Interestingly, our case showed mixed features of an ETT and PSTT. The frequency of ETTs combined with other gestational trophoblastic neoplasms is not low. In fact, the histologic, ultrastructural, and immunohistochemical features of ETTs were first described in lungs of patients with a choriocarcinoma following intensive chemotherapy [18, 19]. The largest clinicopathologic study of ETTs, that included 14 patients, showed three cases combined with a choriocarcinoma and/or a PSTT . Only one case of a mixed ETT and PSTT without a choriocarcinoma component was found in the literature . The 15-year-old patient had a history of a preceding complete mole 1 year before the diagnosis of the mixed ETT and PSTT. Abnormal vaginal bleeding was the presenting symptom. The serum β-HCG level was not available. The tumor was limited to the uterus. She underwent a hysterectomy without postoperative chemotherapy and had no evidence of tumor recurrence or metastasis 84 months later. The two cases of a mixed ETT and PSTT, including ours, had clinical presentations similar to those of a pure PSTT or ETT [3, 7, 20, 21]. With a pure PSTT or ETT, abnormal vaginal bleeding is the most common presenting symptom, and serum β-HCG levels are elevated in approximately 80% of patients. Because only two cases of a mixed ETT and PSTT were reported, it is difficult to establish the prognostic factors of the tumor. These two cases, both of which had a tumor limited to the uterus, like most patients with a stage I pure ETT or PSTT, had a favorable prognosis after a hysterectomy. The clinical behavior of a mixed ETT and PSTT seems similar to that of a pure ETT or PSTT, but more cases are required to elucidate its prognosis. Long-term follow-up is essential for patients with a mixed ETT and PSTT, because patients with a stage I pure ETT or PSTT occasionally have local recurrence or distant metastasis during the follow-up period [3, 7, 20, 21]. As the β-HCG level was not elevated in 20% of patients with a PSTT or ETT, glypican 3 was recently suggested to be a potential serum tumor marker of gestational trophoblastic neoplasms . The role of glypican 3 as a tumor marker needs further clinical evaluation.

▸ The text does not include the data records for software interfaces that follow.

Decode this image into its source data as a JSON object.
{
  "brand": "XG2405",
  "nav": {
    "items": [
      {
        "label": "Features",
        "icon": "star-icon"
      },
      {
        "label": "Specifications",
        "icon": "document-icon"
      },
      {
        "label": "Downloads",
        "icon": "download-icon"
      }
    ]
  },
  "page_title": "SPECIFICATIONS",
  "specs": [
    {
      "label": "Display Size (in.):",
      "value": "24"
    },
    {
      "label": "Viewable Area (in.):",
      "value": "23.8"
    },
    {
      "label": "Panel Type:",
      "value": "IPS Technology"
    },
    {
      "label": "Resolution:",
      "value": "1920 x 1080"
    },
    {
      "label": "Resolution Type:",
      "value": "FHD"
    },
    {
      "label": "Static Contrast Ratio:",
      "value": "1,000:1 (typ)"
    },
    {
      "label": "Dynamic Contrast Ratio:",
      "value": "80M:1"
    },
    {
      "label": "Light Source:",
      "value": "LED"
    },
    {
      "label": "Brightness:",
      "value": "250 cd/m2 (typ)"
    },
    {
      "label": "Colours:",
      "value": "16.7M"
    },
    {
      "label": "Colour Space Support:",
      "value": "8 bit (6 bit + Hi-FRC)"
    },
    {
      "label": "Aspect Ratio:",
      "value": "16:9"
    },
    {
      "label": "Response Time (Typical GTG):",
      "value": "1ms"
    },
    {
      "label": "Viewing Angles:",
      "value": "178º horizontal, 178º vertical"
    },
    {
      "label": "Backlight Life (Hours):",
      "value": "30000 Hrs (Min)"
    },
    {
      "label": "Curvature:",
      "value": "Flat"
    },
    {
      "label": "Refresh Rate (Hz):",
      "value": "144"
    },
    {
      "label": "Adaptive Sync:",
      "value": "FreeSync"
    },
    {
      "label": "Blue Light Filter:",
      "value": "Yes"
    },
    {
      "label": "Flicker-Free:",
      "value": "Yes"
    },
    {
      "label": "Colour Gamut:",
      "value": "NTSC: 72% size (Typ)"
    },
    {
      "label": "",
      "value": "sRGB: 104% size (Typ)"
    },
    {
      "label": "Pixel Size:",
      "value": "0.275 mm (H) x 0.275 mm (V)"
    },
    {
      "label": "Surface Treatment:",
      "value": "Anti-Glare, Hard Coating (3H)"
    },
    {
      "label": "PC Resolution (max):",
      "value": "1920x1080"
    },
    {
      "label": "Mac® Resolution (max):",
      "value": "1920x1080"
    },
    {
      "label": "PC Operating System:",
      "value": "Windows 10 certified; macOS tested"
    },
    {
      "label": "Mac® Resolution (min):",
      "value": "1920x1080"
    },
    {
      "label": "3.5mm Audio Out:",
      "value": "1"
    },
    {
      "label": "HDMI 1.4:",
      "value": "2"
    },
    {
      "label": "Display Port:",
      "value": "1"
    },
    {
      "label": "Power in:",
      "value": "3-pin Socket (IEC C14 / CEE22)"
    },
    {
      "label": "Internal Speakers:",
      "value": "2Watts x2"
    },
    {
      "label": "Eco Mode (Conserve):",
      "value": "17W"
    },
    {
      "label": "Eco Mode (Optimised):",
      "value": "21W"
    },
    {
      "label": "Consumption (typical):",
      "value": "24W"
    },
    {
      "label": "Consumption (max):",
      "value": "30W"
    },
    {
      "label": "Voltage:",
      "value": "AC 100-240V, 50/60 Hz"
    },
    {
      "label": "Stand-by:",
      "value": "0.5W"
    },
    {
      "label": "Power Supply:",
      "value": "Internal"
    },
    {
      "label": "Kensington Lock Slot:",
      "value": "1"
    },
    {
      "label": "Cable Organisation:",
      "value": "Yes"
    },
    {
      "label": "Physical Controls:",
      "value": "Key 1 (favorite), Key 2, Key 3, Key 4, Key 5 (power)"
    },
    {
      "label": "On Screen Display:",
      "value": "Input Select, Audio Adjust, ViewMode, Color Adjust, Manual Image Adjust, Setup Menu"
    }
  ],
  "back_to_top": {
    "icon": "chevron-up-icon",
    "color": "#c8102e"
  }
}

The hybrid features of the present tumor were consistent with the proposed model of pathogenesis of gestational trophoblastic neoplasms [2, 4]. In this model, transformed trophoblastic stem cells retain differentiation plasticity. Stem cells are able to differentiate toward cytotrophoblast, syncytiotrophoblast, chorionic-type ITs and implantation-site ITs. This model also explains the sensitivity of trophoblastic neoplasms to chemotherapy. Choriocarcinomas, the most primitive trophoblastic tumors, are sensitive to chemotherapy. Conversely, ETTs and PSTTs are not responsive to chemotherapy due to their more-differentiated natures. Because of the differentiation plasticity of neoplastic trophoblasts, it is clinically critical for pathologists to thoroughly examine pathologic specimens, particularly small curettage samples, to identify components of trophoblastic neoplasms: ETTs, PSTTs, choriocarcinomas, or their combinations. Therapeutic approaches to gestational trophoblastic tumors rather depend on the differentiation of neoplastic trophoblasts. An immunohistochemical panel including cytokeratin 18, HLA-G, HSD3B1, β-HCG, β-catenin, hPL, CD146, p63, and Ki-67 can be of great help in establishing a correct diagnosis .